§ **DIRECTIONS**
Select all lines holding the word "icon" from the entries that follow.

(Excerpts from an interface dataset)
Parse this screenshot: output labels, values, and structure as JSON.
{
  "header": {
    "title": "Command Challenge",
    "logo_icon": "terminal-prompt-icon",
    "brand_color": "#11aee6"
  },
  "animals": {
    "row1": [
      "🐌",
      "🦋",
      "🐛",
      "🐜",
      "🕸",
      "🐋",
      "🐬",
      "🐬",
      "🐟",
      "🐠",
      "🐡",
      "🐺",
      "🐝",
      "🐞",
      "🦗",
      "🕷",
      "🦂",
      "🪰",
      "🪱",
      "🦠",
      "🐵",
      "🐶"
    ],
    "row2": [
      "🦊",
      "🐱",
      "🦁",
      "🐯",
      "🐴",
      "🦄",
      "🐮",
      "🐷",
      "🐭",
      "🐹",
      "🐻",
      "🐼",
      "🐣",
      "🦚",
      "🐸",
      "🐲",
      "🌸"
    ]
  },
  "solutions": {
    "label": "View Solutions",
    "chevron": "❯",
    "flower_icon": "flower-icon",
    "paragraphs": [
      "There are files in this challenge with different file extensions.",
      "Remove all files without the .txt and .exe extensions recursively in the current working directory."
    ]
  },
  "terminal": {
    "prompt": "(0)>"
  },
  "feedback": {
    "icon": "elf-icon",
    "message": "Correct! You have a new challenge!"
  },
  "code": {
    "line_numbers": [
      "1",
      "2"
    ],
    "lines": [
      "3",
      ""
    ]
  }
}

§ **RESPONSE TO THIS EXERCISE**
    "logo_icon": "terminal-prompt-icon",
    "flower_icon": "flower-icon",
    "icon": "elf-icon",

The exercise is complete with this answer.